The Gemara (Bava Metsia, 30b) tells us that the Temple was destroyed because people were exacting with each other and treated them according to the strict letter of the Law. That is, they did not show a desire to fulfil the truth underlying the Torah (its spiritual essence) which is an expression of the Divine nature. Rabbi Nachman (Likutey Moharan I:282) teaches that finding a good point in someone is one aspect of not treating that person in accordance with the strict judgment of the Law because mercy triumphs over judgment (see James 2:13). If you practise this, the other person will no longer be as wicked as you thought (he translates Psalm 37:10 ‘In another little bit the wicked person will no longer be; think about his place and he will not be there’).
In the human sphere, this principle is interpreted by the Mishnah (Sotah 1:7) as ‘the measure that a man measures, so is he measured’. In other words, a man’s thoughts and behaviour determine his recompense. This reminds us of Christ’s teaching in Matthew 7:2 ‘For with what judgment you judge, you shall be judged: and with what measure you mete out, it shall be measured to you again’.
God’s economy incorporates the Law into a new measure. God practises a Law beyond measure. God did not only love his friends, he also loved his enemies. He did not practise an ‘eye for an eye’. The Son of God travelled ‘the second mile’ into the far country in order to meet us. Jesus allowed the soldiers to steal his cloak and gamble for it.
God practised a law beyond obligation. Jesus who received the Spirit without limit, took the obligation of the Law upon himself. By becoming the debtor, he destroyed its bondage and fulfilled both the Law and the Prophets (Mark 9.4) to an infinite degree. God promised that there will be even greater miracles than those performed during the Exodus from Egypt. For this reason, Jesus commanded his disciples to show God’s miracle of loving-kindness (hesed) to others because they are made in God’s image: ‘love your neighbour as yourself’ (the Book of the Law, Leviticus 19.18).
The whole concept of hesed (mercy and grace), this divine pattern of redemption, the full measure of God’s unmerited presence which was revealed to Moses during the Exodus from Egypt (Exodus 34.6-7), is embodied by Messiah who is clothed in the garments of each letter of Torah and whose disproportionate self-abandonment and sacrifice of himself, operates beyond the Law’s literal patterns.
The Son of God, the heir to God’s throne, identifies himself with the depths of our creaturely nothingness, adopts us as sons and makes us co-heirs in God’s Kingdom with himself.
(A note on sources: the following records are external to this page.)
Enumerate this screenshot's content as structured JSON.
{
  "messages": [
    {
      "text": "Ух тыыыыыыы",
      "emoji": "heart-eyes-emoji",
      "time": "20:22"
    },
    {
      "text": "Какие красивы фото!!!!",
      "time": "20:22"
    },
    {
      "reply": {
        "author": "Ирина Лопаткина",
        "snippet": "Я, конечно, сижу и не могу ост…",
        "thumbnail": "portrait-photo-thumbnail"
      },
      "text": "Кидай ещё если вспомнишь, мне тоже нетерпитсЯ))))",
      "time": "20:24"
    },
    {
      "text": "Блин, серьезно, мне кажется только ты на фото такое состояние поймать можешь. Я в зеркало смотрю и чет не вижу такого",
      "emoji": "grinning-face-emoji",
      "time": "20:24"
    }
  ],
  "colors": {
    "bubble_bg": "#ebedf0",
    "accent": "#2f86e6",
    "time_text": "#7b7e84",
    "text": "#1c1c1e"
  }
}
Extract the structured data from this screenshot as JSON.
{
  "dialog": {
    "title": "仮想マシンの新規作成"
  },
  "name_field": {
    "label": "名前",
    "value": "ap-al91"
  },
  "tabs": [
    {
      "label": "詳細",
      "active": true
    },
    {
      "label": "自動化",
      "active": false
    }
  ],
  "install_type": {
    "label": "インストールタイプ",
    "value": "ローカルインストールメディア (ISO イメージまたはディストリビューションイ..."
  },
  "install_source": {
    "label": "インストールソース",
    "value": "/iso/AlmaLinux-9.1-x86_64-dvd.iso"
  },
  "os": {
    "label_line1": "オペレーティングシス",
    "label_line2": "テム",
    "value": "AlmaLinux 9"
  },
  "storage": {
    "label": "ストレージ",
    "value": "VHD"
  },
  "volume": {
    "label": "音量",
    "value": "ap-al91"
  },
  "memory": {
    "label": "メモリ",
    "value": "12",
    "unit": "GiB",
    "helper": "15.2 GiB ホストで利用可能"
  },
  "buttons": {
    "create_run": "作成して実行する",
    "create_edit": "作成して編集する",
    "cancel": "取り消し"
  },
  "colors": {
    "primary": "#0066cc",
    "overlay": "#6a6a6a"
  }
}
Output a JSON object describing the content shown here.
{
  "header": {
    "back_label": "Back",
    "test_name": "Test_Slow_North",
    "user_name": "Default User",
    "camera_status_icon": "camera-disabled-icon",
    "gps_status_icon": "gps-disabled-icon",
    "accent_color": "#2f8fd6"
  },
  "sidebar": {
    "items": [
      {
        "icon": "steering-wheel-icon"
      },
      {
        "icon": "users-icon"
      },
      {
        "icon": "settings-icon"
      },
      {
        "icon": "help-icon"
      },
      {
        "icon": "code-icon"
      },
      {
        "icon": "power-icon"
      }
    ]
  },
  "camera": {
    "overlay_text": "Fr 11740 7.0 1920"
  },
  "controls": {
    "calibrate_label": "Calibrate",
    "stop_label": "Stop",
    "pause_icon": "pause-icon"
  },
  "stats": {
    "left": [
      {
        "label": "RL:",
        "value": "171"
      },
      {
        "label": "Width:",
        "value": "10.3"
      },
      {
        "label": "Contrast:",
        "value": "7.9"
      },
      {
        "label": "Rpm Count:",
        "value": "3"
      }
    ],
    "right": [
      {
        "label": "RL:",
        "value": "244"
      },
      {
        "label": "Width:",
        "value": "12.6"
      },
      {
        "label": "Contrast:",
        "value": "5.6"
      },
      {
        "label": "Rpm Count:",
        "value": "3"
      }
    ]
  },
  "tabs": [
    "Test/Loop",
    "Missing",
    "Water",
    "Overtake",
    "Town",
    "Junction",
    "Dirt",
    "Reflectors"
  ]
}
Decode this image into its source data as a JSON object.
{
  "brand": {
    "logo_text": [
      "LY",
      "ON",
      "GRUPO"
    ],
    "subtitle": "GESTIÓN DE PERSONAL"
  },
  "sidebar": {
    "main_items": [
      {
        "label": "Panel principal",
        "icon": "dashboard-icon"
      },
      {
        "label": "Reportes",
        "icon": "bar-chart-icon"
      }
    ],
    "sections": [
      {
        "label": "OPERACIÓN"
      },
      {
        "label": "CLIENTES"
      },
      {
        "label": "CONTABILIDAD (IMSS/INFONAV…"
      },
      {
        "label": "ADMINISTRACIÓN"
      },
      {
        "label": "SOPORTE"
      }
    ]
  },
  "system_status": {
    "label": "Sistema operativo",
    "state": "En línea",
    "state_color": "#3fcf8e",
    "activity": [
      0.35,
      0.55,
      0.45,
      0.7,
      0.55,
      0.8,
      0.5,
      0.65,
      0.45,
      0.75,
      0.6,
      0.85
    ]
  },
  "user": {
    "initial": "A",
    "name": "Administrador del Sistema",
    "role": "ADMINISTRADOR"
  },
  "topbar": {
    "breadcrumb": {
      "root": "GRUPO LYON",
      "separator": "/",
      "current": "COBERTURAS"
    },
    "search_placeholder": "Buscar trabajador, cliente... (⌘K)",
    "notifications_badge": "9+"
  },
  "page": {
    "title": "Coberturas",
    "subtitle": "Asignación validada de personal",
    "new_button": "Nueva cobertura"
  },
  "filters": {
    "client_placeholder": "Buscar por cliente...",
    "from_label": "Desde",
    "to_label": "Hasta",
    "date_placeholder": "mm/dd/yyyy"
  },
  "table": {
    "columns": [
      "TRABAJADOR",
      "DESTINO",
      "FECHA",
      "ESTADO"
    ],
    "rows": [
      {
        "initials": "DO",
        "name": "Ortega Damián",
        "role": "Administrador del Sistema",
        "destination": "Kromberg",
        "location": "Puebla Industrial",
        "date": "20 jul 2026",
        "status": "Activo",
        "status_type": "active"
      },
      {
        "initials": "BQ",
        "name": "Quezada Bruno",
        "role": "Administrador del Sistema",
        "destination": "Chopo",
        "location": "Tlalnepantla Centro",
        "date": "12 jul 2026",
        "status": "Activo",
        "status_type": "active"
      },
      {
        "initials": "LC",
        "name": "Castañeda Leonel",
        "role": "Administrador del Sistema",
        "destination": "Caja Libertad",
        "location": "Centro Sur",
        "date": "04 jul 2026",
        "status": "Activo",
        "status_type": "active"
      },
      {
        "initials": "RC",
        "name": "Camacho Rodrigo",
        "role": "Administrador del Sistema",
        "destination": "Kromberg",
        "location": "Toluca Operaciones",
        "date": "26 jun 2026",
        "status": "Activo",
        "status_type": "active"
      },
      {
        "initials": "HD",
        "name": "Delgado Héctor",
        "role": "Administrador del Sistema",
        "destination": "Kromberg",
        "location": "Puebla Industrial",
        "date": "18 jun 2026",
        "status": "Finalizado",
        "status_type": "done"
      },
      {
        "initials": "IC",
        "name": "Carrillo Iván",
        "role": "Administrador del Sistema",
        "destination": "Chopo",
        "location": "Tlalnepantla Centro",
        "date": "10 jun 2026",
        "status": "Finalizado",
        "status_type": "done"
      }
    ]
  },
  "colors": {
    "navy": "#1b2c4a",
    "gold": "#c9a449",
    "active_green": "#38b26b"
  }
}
He willed the same Spirit that was expelled from Adam to be expelled from his body that he might taste death for us; that we may know him through those things which he endured and experience the flowing in and breathing out of the Spirit’s freedom; our fellowship is with the Father and the Son according to that immeasurable life and power that was present when God raised Jesus Christ from the dead, the greatest event in history.
If I am willing to repent of my evil doings and confess Jesus as Messiah, God is willing to save me and is able to cleanse me from all unrighteous thoughts desires and actions (I John 1.9) and will grant to me as a gift the righteousness of Christ.
This is the seed from which spring forth virtue, true self unveiled and forever contemplating with every sense the King’s infinite beauty.